- The Fourth Protocol by Frederick Forsyth. A safecracker breaks into an apartment while the owner is away in the country for New Year's Day, and waits till the stroke of midnight before setting off the charge that blows open his safe, covered by the fireworks and general outburst of revelry.
- A Song of Ice and Fire. Olenna Tyrell is trying to coax some treasonable details about King Joffrey from Sansa Stark. Given the ever-present threat of spies, she has The Jester Butterbumps sing loudly to prevent anyone overhearing.
Live Action TV
- The pilot episode of the Mission: Impossible TV series uses fireworks to cover the sounds of the team's escape.
- This is used in Farscape when John is hiding in the walls from the bad guys who can hear his heartbeat and breathing. His shipmates start speaking loudly in various alien languages to give him time to escape.
- A minor Running Gag in The A-Team is that whenever Face and Hannibal were captured, their friends would naturally come to rescue them. When they realized their teammates were close by, they would cover up their noises by singing "You Are My Sunshine."
- Call of Duty Modern Warfare 3 requires you to synch an explosion with background thunder.
- You can set it off anytime, but then fight your way through the horde of enemies who then arrive.

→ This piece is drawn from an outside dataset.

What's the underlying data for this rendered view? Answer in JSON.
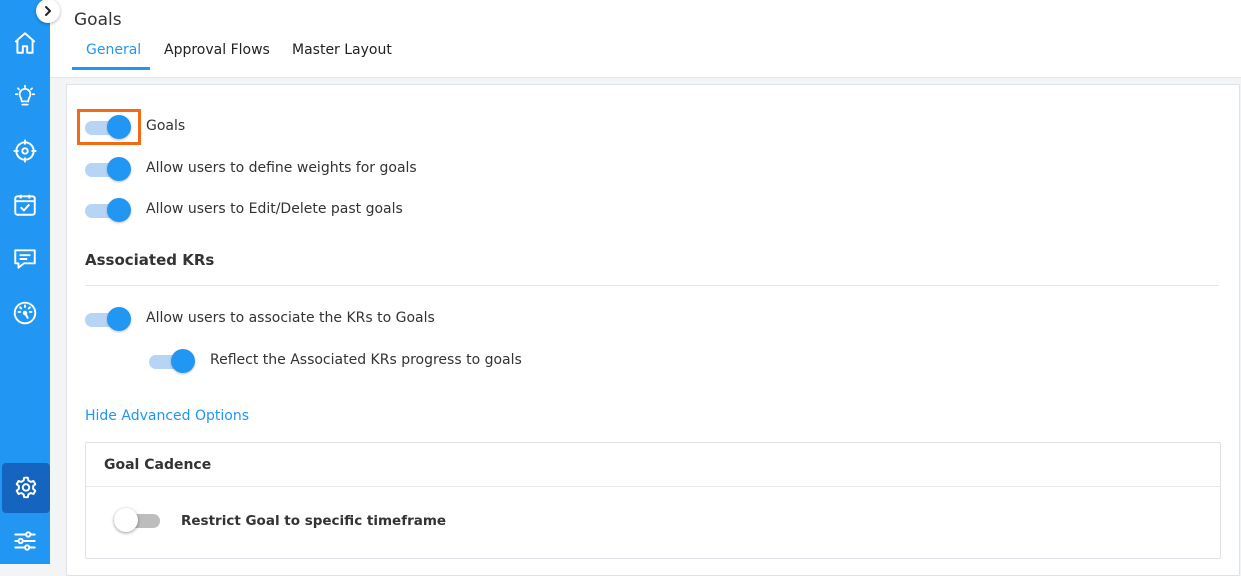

- In Splinter Cell: Chaos Theory, you can get away with making noise if the ambient sounds of the environment are loud enough.

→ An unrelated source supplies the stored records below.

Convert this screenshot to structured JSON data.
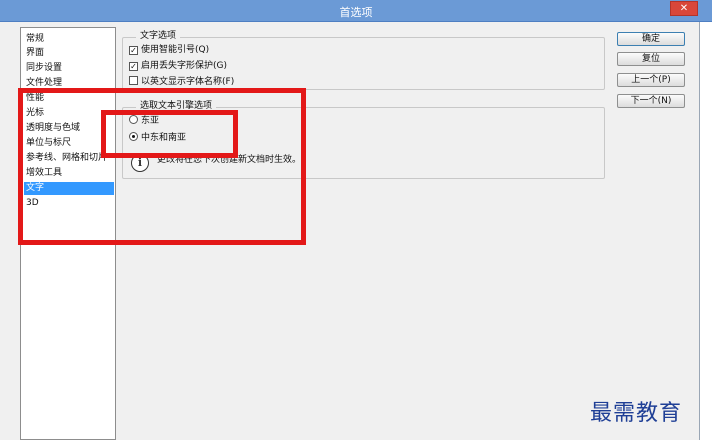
{
  "window": {
    "title": "首选项",
    "close_glyph": "✕"
  },
  "sidebar": {
    "items": [
      {
        "label": "常规",
        "active": false
      },
      {
        "label": "界面",
        "active": false
      },
      {
        "label": "同步设置",
        "active": false
      },
      {
        "label": "文件处理",
        "active": false
      },
      {
        "label": "性能",
        "active": false
      },
      {
        "label": "光标",
        "active": false
      },
      {
        "label": "透明度与色域",
        "active": false
      },
      {
        "label": "单位与标尺",
        "active": false
      },
      {
        "label": "参考线、网格和切片",
        "active": false
      },
      {
        "label": "增效工具",
        "active": false
      },
      {
        "label": "文字",
        "active": true
      },
      {
        "label": "3D",
        "active": false
      }
    ]
  },
  "text_options": {
    "legend": "文字选项",
    "items": [
      {
        "label": "使用智能引号(Q)",
        "checked": true
      },
      {
        "label": "启用丢失字形保护(G)",
        "checked": true
      },
      {
        "label": "以英文显示字体名称(F)",
        "checked": false
      }
    ]
  },
  "engine_options": {
    "legend": "选取文本引擎选项",
    "items": [
      {
        "label": "东亚",
        "selected": false
      },
      {
        "label": "中东和南亚",
        "selected": true
      }
    ],
    "info_glyph": "i",
    "info_text": "更改将在您下次创建新文档时生效。"
  },
  "buttons": {
    "ok": "确定",
    "reset": "复位",
    "prev": "上一个(P)",
    "next": "下一个(N)"
  },
  "watermark": "最需教育",
  "colors": {
    "titlebar": "#6b9ad6",
    "selection": "#3399ff",
    "highlight_box": "#e31818",
    "watermark": "#1f3f96"
  }
}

- One of the first puzzles in Zork: Grand Inquisitor requires you to turn the propaganda-spewing speakers' volume to maximum, so that you can steal something from a shop without the owner hearing the alarm bell.
- One of the final puzzles in Still Life 2 requires you to turn on a large fan while you sneak up on the villain.
- One of the main story assassinations in Assassin's Creed II could be accomplished using Ezio's pistol, if you timed your shot with the fireworks going off in the area.
- Battlefield: Bad Company 2: Similar to the Assassin's Creed II example, a storyline mission sees you providing sniper fire support at night with a huge thunderstorm right overhead as the rest of your fireteam sneaks into an enemy camp. In order to avoid alerting the guards to your shots, you time them to coincide with the sounds of the storm.
- In Apollo Justice: Ace Attorney, the sound of some pyrotechnics and a gun going off are masked by the concert going outside.
- You can use this to your advantage in Hitman. If someone's firing guns for another reason (like to celebrate a wedding), you can kill someone and use their gunfire to mask the sound of yours.
- In Sniper Elite and Sniper Elite V2, you're encouraged to make use of this to take out enemies without giving yourself away. Being that you're infiltrating Berlin in the last days of WWII, this means that in addition to using regular loud noises like thunder and planes flying overhead, you can fire while dropped bombs explode nearby or while flak erupts across the sky.
- In a King of the Hill episode, Strickland and the other local propane shops start an illegal price-fixing racket and Hank is forced by the Feds to wear a wire during one of their meetings so that the team assigned to catch them could have proof. So how does Hank keep from getting Strickland shut down? He gets the freaking Orange County Choppers to rev their engines outside the store in order to cover up his explanation of the situation to Buck.
- Car stereo thieves sometimes intentionally trigger a nearby car alarm to mask the sound of breaking glass.